> Assigned task: List all the lines in these records that hold "subtitle".
= = = =
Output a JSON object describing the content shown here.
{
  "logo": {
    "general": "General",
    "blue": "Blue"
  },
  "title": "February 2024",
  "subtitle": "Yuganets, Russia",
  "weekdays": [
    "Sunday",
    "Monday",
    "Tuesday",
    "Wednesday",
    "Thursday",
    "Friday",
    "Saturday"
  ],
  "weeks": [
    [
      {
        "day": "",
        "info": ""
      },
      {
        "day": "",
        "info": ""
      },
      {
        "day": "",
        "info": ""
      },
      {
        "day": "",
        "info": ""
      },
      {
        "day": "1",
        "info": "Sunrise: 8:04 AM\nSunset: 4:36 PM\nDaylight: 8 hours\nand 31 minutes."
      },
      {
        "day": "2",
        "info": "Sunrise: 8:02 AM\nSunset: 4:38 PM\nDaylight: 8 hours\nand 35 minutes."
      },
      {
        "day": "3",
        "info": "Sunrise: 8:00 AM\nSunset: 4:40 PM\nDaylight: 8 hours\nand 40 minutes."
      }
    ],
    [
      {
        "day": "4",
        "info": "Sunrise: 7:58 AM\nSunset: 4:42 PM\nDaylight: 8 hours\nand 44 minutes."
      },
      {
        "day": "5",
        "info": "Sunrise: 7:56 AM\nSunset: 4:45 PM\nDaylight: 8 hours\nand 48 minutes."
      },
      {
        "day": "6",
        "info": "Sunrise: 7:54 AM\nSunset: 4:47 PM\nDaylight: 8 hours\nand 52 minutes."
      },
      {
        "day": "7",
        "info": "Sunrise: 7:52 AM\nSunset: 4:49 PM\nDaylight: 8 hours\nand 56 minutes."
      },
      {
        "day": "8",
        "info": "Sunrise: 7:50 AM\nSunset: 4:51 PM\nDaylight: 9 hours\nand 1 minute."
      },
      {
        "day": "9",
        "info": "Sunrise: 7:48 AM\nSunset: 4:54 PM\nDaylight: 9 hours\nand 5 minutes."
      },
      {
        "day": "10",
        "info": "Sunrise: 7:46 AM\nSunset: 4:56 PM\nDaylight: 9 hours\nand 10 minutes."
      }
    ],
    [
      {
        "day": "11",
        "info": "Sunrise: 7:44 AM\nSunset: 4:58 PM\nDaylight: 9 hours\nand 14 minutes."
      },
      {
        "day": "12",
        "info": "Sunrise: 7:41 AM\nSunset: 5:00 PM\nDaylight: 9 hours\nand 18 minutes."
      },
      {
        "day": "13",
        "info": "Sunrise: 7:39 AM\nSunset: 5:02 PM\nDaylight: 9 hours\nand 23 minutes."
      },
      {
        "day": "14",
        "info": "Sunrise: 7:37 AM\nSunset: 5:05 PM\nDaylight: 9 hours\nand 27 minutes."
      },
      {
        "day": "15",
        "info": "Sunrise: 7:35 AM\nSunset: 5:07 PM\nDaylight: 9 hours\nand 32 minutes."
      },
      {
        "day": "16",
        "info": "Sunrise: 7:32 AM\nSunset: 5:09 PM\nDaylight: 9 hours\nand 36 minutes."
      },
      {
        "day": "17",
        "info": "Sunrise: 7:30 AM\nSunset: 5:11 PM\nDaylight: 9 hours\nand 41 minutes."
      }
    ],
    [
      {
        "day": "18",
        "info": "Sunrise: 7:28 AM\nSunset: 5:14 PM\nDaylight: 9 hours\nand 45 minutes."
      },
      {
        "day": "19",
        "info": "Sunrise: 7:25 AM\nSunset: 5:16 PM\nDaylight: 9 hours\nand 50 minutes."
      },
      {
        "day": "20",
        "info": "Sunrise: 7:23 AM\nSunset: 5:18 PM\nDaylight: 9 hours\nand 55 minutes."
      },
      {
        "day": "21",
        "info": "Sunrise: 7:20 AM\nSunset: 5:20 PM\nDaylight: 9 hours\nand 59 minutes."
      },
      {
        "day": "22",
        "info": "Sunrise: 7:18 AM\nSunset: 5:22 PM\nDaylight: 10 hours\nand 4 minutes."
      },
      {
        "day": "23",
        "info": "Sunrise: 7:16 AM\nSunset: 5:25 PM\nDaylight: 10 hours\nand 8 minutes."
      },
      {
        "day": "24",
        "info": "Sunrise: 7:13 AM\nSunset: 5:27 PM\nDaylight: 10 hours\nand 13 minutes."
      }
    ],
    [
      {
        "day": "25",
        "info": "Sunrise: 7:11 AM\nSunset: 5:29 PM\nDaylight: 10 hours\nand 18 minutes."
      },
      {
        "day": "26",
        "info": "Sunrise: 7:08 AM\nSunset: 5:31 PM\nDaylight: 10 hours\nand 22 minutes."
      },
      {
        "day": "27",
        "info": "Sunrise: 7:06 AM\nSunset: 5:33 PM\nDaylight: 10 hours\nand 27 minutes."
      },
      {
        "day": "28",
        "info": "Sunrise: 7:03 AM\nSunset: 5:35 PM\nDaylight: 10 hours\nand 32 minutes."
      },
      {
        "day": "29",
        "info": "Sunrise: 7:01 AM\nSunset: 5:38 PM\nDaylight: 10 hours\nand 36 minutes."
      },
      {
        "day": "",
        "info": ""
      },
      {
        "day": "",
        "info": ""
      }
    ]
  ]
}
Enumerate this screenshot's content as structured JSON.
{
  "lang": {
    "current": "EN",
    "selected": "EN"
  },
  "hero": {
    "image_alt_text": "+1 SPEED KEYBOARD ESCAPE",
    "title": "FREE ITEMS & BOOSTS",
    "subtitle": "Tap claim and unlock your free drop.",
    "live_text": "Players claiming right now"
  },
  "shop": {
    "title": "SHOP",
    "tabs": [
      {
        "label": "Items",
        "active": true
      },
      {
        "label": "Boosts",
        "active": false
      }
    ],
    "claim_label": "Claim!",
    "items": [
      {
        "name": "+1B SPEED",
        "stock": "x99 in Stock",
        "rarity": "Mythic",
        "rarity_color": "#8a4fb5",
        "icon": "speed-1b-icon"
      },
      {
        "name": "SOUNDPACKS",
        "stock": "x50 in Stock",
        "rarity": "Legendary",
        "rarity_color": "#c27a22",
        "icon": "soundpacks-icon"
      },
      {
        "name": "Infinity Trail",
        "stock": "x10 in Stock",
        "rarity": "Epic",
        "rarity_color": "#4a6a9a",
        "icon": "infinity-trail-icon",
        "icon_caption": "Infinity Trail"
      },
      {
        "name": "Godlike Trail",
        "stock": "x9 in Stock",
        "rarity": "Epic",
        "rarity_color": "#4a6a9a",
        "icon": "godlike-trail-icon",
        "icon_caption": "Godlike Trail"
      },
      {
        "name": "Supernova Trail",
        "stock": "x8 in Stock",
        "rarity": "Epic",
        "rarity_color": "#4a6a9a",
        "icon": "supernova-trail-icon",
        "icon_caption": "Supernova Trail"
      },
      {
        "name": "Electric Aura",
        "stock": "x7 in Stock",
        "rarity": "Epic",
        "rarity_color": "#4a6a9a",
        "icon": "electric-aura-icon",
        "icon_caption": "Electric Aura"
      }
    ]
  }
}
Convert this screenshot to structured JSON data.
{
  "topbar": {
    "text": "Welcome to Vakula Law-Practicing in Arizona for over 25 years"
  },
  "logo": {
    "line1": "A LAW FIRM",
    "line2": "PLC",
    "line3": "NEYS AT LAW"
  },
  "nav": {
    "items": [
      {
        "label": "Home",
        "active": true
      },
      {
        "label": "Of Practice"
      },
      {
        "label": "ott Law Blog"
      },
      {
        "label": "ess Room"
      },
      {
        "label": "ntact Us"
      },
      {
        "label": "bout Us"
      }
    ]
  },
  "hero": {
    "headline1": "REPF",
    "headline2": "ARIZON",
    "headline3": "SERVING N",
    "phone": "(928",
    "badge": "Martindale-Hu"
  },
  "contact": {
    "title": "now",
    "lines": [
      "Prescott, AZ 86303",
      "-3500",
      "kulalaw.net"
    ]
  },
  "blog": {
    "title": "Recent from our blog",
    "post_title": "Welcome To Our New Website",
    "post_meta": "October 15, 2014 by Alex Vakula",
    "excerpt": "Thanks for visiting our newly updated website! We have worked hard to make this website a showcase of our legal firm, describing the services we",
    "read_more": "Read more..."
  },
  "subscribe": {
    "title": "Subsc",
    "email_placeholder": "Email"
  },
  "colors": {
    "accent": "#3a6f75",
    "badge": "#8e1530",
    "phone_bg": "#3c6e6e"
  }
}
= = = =
> Reply:
  "subtitle": "Yuganets, Russia",
    "subtitle": "Tap claim and unlock your free drop.",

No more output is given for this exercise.